Task item
Where an entry below contains an image, skip the image and reproduce the rest exactly.
=== Section Start ===
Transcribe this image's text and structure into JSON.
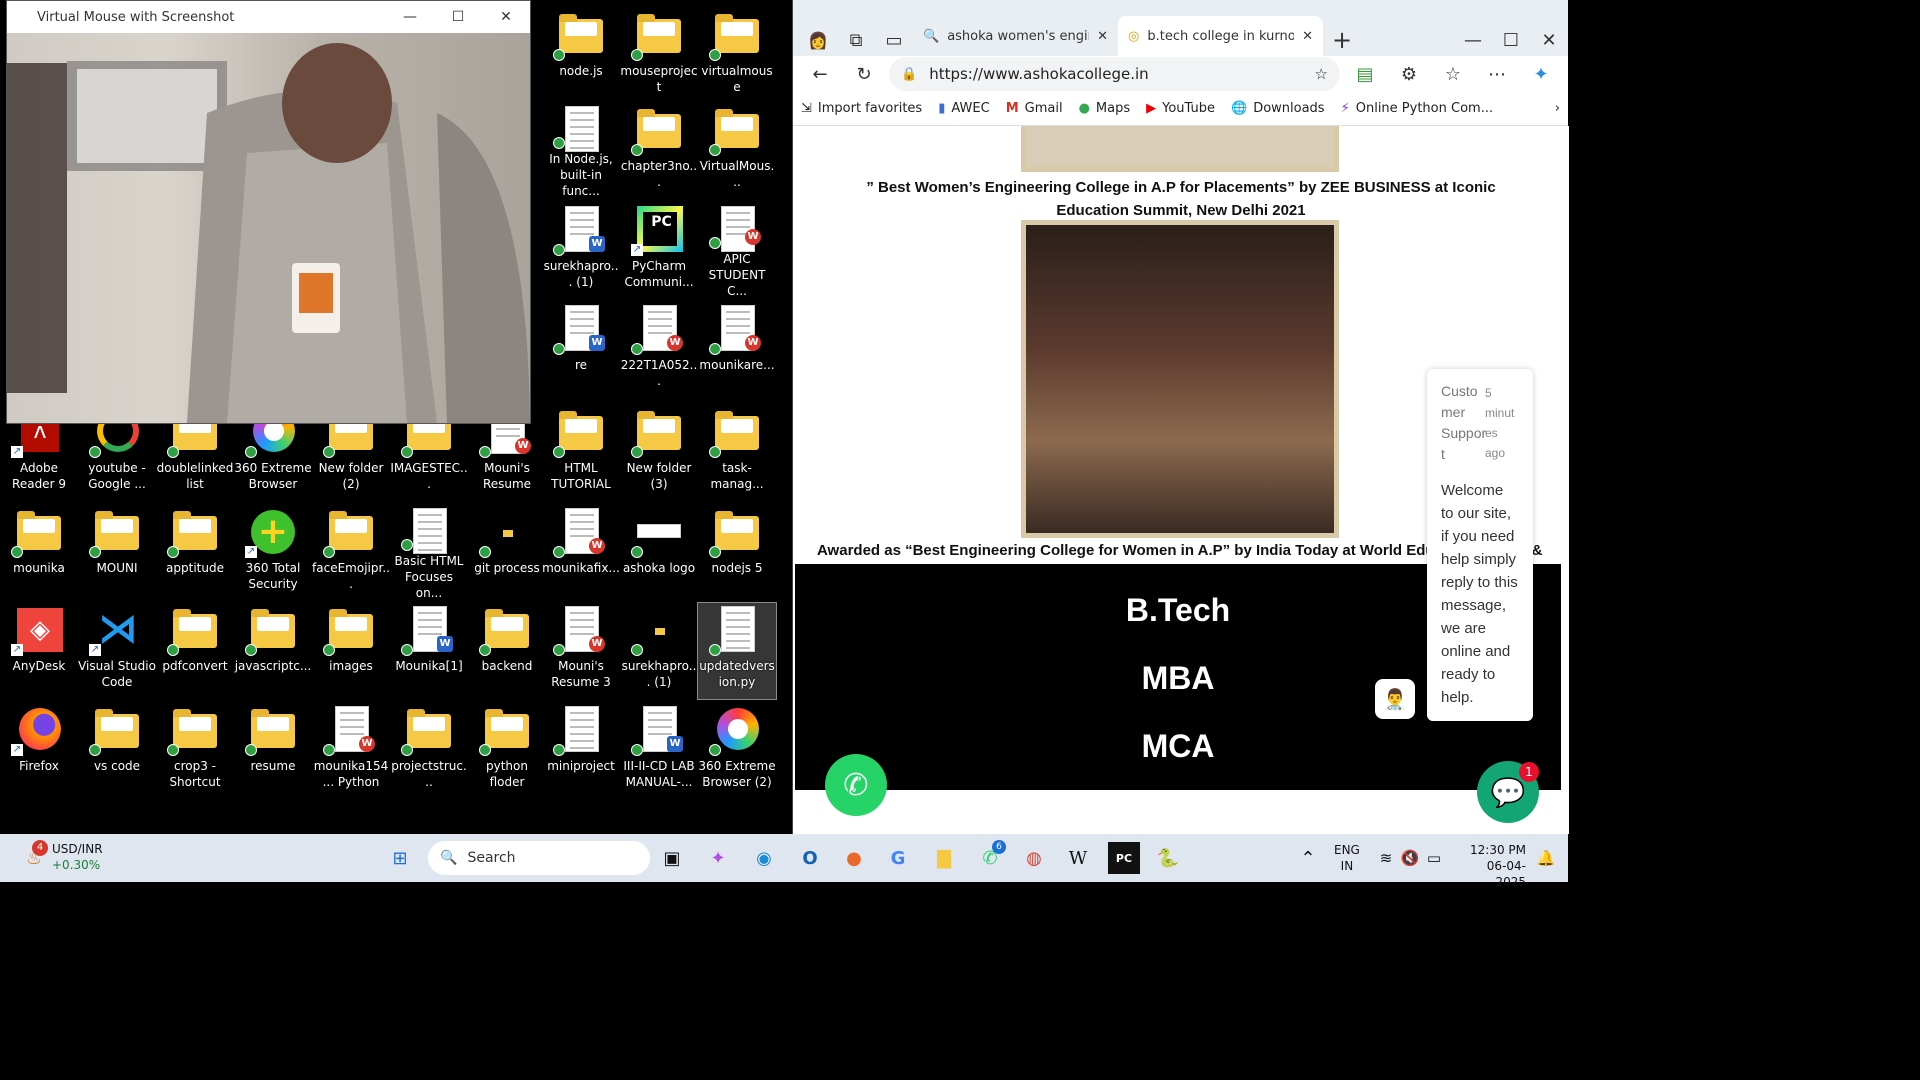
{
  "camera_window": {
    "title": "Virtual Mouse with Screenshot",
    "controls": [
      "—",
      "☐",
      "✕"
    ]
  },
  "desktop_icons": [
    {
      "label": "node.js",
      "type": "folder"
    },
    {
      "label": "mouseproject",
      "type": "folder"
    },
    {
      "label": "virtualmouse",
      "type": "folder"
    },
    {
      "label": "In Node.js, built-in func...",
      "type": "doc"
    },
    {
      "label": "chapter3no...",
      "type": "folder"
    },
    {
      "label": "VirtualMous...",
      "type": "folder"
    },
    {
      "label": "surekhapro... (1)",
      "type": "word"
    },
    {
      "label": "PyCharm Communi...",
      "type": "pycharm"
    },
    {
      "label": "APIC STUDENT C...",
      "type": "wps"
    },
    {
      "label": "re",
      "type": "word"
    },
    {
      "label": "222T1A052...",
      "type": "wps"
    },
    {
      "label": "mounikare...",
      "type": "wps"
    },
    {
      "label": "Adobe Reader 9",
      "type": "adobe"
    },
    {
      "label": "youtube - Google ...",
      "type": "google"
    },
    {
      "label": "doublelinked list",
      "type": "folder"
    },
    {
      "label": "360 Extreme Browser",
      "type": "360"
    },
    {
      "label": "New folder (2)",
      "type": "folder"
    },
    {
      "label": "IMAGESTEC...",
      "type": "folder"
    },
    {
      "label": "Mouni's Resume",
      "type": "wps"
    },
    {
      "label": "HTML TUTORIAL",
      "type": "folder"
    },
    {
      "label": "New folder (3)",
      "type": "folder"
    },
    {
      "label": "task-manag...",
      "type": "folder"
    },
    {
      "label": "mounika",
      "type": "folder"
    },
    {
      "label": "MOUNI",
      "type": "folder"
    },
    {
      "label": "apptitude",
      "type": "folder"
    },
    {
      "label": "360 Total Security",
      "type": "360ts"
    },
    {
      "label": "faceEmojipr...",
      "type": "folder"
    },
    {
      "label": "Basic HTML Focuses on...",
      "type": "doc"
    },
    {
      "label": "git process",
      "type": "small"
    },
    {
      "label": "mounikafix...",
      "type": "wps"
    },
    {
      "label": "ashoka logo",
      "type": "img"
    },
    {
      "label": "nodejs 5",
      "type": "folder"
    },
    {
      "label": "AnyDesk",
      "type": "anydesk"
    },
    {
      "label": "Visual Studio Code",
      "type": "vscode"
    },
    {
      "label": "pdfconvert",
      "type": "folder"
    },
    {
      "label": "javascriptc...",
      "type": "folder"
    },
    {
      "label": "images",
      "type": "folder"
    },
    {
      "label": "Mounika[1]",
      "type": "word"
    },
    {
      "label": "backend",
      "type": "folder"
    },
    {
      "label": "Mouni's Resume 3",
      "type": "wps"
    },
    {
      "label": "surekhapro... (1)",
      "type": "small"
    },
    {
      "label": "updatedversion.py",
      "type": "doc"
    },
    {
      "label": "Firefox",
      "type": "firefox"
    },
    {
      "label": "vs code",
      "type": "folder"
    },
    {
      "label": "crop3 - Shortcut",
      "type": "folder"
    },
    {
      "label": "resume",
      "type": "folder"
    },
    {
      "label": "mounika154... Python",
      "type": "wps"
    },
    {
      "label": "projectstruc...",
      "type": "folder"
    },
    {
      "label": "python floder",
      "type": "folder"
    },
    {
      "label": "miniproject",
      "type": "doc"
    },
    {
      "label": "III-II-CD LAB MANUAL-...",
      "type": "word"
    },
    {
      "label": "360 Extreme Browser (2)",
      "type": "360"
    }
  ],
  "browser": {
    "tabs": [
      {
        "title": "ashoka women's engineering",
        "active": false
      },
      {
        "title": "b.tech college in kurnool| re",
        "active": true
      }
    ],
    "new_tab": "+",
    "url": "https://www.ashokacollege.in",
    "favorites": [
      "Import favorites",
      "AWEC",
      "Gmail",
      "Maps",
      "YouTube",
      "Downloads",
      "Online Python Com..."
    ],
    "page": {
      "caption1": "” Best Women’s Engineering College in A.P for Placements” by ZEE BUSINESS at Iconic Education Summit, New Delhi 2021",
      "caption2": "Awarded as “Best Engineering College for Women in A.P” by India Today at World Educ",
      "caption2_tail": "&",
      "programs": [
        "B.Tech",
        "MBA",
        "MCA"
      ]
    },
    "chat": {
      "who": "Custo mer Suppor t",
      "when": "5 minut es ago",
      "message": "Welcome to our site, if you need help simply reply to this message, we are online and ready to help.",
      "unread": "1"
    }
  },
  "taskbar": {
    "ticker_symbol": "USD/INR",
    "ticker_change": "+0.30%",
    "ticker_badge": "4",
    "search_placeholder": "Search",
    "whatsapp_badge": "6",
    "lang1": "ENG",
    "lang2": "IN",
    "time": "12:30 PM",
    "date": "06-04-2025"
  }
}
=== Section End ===
Solution for this exercise
Transcribe this image's text and structure into JSON.
{
  "camera_window": {
    "title": "Virtual Mouse with Screenshot",
    "controls": [
      "—",
      "☐",
      "✕"
    ]
  },
  "desktop_icons": [
    {
      "label": "node.js",
      "type": "folder"
    },
    {
      "label": "mouseproject",
      "type": "folder"
    },
    {
      "label": "virtualmouse",
      "type": "folder"
    },
    {
      "label": "In Node.js, built-in func...",
      "type": "doc"
    },
    {
      "label": "chapter3no...",
      "type": "folder"
    },
    {
      "label": "VirtualMous...",
      "type": "folder"
    },
    {
      "label": "surekhapro... (1)",
      "type": "word"
    },
    {
      "label": "PyCharm Communi...",
      "type": "pycharm"
    },
    {
      "label": "APIC STUDENT C...",
      "type": "wps"
    },
    {
      "label": "re",
      "type": "word"
    },
    {
      "label": "222T1A052...",
      "type": "wps"
    },
    {
      "label": "mounikare...",
      "type": "wps"
    },
    {
      "label": "Adobe Reader 9",
      "type": "adobe"
    },
    {
      "label": "youtube - Google ...",
      "type": "google"
    },
    {
      "label": "doublelinked list",
      "type": "folder"
    },
    {
      "label": "360 Extreme Browser",
      "type": "360"
    },
    {
      "label": "New folder (2)",
      "type": "folder"
    },
    {
      "label": "IMAGESTEC...",
      "type": "folder"
    },
    {
      "label": "Mouni's Resume",
      "type": "wps"
    },
    {
      "label": "HTML TUTORIAL",
      "type": "folder"
    },
    {
      "label": "New folder (3)",
      "type": "folder"
    },
    {
      "label": "task-manag...",
      "type": "folder"
    },
    {
      "label": "mounika",
      "type": "folder"
    },
    {
      "label": "MOUNI",
      "type": "folder"
    },
    {
      "label": "apptitude",
      "type": "folder"
    },
    {
      "label": "360 Total Security",
      "type": "360ts"
    },
    {
      "label": "faceEmojipr...",
      "type": "folder"
    },
    {
      "label": "Basic HTML Focuses on...",
      "type": "doc"
    },
    {
      "label": "git process",
      "type": "small"
    },
    {
      "label": "mounikafix...",
      "type": "wps"
    },
    {
      "label": "ashoka logo",
      "type": "img"
    },
    {
      "label": "nodejs 5",
      "type": "folder"
    },
    {
      "label": "AnyDesk",
      "type": "anydesk"
    },
    {
      "label": "Visual Studio Code",
      "type": "vscode"
    },
    {
      "label": "pdfconvert",
      "type": "folder"
    },
    {
      "label": "javascriptc...",
      "type": "folder"
    },
    {
      "label": "images",
      "type": "folder"
    },
    {
      "label": "Mounika[1]",
      "type": "word"
    },
    {
      "label": "backend",
      "type": "folder"
    },
    {
      "label": "Mouni's Resume 3",
      "type": "wps"
    },
    {
      "label": "surekhapro... (1)",
      "type": "small"
    },
    {
      "label": "updatedversion.py",
      "type": "doc"
    },
    {
      "label": "Firefox",
      "type": "firefox"
    },
    {
      "label": "vs code",
      "type": "folder"
    },
    {
      "label": "crop3 - Shortcut",
      "type": "folder"
    },
    {
      "label": "resume",
      "type": "folder"
    },
    {
      "label": "mounika154... Python",
      "type": "wps"
    },
    {
      "label": "projectstruc...",
      "type": "folder"
    },
    {
      "label": "python floder",
      "type": "folder"
    },
    {
      "label": "miniproject",
      "type": "doc"
    },
    {
      "label": "III-II-CD LAB MANUAL-...",
      "type": "word"
    },
    {
      "label": "360 Extreme Browser (2)",
      "type": "360"
    }
  ],
  "browser": {
    "tabs": [
      {
        "title": "ashoka women's engineering",
        "active": false
      },
      {
        "title": "b.tech college in kurnool| re",
        "active": true
      }
    ],
    "new_tab": "+",
    "url": "https://www.ashokacollege.in",
    "favorites": [
      "Import favorites",
      "AWEC",
      "Gmail",
      "Maps",
      "YouTube",
      "Downloads",
      "Online Python Com..."
    ],
    "page": {
      "caption1": "” Best Women’s Engineering College in A.P for Placements” by ZEE BUSINESS at Iconic Education Summit, New Delhi 2021",
      "caption2": "Awarded as “Best Engineering College for Women in A.P” by India Today at World Educ",
      "caption2_tail": "&",
      "programs": [
        "B.Tech",
        "MBA",
        "MCA"
      ]
    },
    "chat": {
      "who": "Custo mer Suppor t",
      "when": "5 minut es ago",
      "message": "Welcome to our site, if you need help simply reply to this message, we are online and ready to help.",
      "unread": "1"
    }
  },
  "taskbar": {
    "ticker_symbol": "USD/INR",
    "ticker_change": "+0.30%",
    "ticker_badge": "4",
    "search_placeholder": "Search",
    "whatsapp_badge": "6",
    "lang1": "ENG",
    "lang2": "IN",
    "time": "12:30 PM",
    "date": "06-04-2025"
  }
}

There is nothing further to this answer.